(Items from an interface collection)
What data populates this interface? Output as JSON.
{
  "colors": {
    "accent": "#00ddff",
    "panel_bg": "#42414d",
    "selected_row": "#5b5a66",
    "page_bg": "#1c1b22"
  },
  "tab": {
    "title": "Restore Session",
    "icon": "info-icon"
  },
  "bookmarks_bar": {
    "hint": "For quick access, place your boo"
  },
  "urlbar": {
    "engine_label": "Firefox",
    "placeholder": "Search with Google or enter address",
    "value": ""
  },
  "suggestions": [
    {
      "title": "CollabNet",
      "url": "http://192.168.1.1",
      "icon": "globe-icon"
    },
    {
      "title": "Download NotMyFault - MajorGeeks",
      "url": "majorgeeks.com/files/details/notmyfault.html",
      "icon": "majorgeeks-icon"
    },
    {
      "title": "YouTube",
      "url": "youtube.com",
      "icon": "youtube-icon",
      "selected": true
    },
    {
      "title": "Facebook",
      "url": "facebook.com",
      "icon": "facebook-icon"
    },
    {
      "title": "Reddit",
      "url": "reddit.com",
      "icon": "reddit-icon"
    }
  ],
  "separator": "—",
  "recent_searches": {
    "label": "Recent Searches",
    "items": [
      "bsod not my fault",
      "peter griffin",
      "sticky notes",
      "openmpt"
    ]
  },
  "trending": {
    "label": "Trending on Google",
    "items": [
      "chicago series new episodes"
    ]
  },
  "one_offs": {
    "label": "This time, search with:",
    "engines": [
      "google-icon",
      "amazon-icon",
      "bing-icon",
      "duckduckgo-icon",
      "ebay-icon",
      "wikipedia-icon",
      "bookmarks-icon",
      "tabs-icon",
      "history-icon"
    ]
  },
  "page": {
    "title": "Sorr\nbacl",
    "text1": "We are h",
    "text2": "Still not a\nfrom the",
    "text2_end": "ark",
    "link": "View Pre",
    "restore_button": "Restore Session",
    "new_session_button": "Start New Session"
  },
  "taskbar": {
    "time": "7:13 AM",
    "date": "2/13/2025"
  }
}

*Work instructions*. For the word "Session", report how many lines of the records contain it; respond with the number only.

*Reply*. 3